The photos prepared me for the monumental majesty of its broad stature, the cracks and crevices, the milky ice shining aquamarine where the sun catches it. I imagined battling through snowscapes and howling winds, a climate befitting the goal. I imagined something monolithic and timeless, a majestic ice queen impervious to the outside world.
Reality is often both more mundane and more fantastic than anything that can be printed on paper or projected onto a screen.
You’re driving through the semi-desert of southern Patagonia, all brittle rock and brittle thornbush, that exact same expanse of sun-scorched nothingness that has been your indifferent companion for the past 2,000 kilometres, when you turn a corner and there it is – a massive wall of ice standing majestic and more than a little forlorn, like a forgotten prop from a Game of Thrones set.

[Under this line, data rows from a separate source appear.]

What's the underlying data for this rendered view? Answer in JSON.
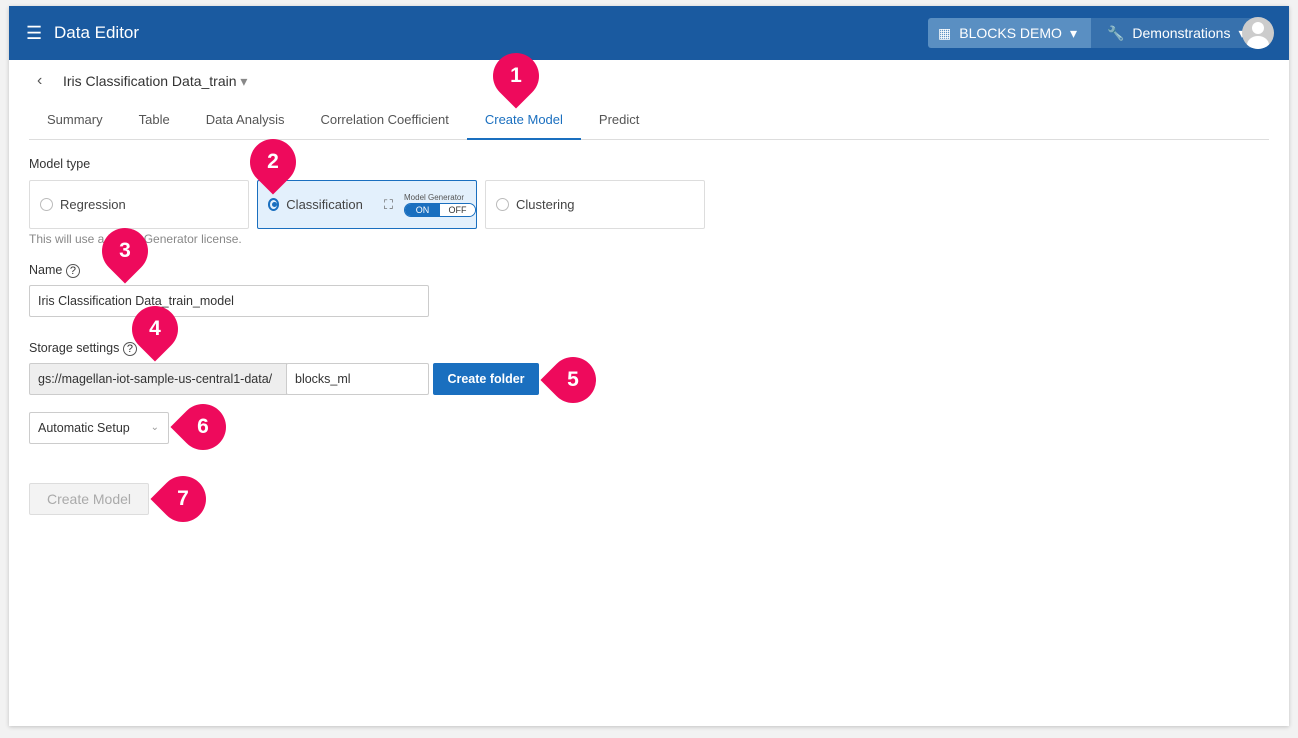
{
  "header": {
    "title": "Data Editor",
    "org": "BLOCKS DEMO",
    "project": "Demonstrations"
  },
  "dataset": {
    "name": "Iris Classification Data_train"
  },
  "tabs": [
    "Summary",
    "Table",
    "Data Analysis",
    "Correlation Coefficient",
    "Create Model",
    "Predict"
  ],
  "active_tab": "Create Model",
  "form": {
    "model_type_label": "Model type",
    "types": [
      "Regression",
      "Classification",
      "Clustering"
    ],
    "selected_type": "Classification",
    "model_generator_label": "Model Generator",
    "toggle_on": "ON",
    "toggle_off": "OFF",
    "license_note": "This will use a Model Generator license.",
    "name_label": "Name",
    "name_value": "Iris Classification Data_train_model",
    "storage_label": "Storage settings",
    "storage_prefix": "gs://magellan-iot-sample-us-central1-data/",
    "storage_folder": "blocks_ml",
    "create_folder": "Create folder",
    "setup_select": "Automatic Setup",
    "create_model": "Create Model"
  },
  "markers": [
    "1",
    "2",
    "3",
    "4",
    "5",
    "6",
    "7"
  ],
  "colors": {
    "header": "#1a5aa0",
    "accent": "#1a6fbf",
    "marker": "#ee0a5c"
  }
}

A sign says that it is 5 kilometres wide, 70 metres tall above the water and runs 160 metres deep below.
It is one of the few glaciers that are growing, rather than retreating, but its timelessness is one of constant upheaval and change. Its growth is slow and subtle, but the simultaneous destruction is a show of brute force that knots my stomach with awe and trepidation. Less the aloof ice queen of my expectations and more a cantankerous old man befitting its name, Perito Moreno groans and shudders, shedding giant boulders as an afterthought. With an almighty thunder, crack and thud they plummet into the water, sending out circular waves and eventually reappearing as one of the many icebergs floating on the murky lake.
A sign says that 32 people have been killed by falling ice between 1968 and 1988.

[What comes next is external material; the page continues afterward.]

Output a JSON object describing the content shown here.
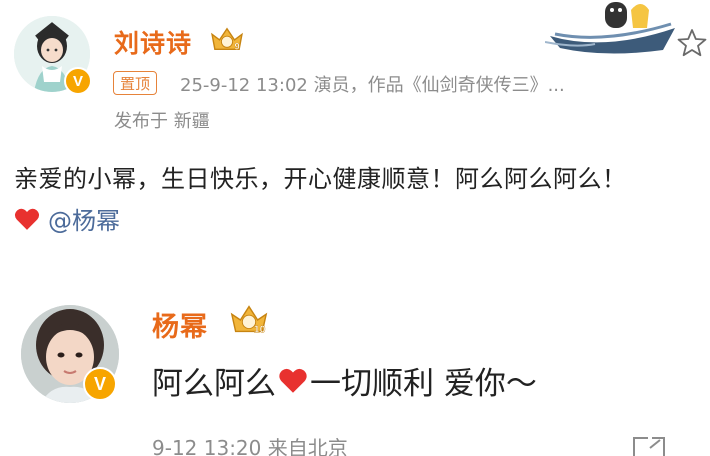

To observe such volatile forces from the sun-bathed observation decks, a safe distance from the ice projectiles crashing into the water, is a failure of the senses. A glacier is not to be seen, its icy turrets dulled by the dust, dwarfed by the surrounding slopes and diminished by the midday sun. It is to be felt, I imagine – its shudder and movement, the risk of each step. Or, for us lesser mortals, it is to be heard – the groan, crack and shudder, the sinister creaking and a deep rumble that you’ll remember long after you’ve forgotten the view.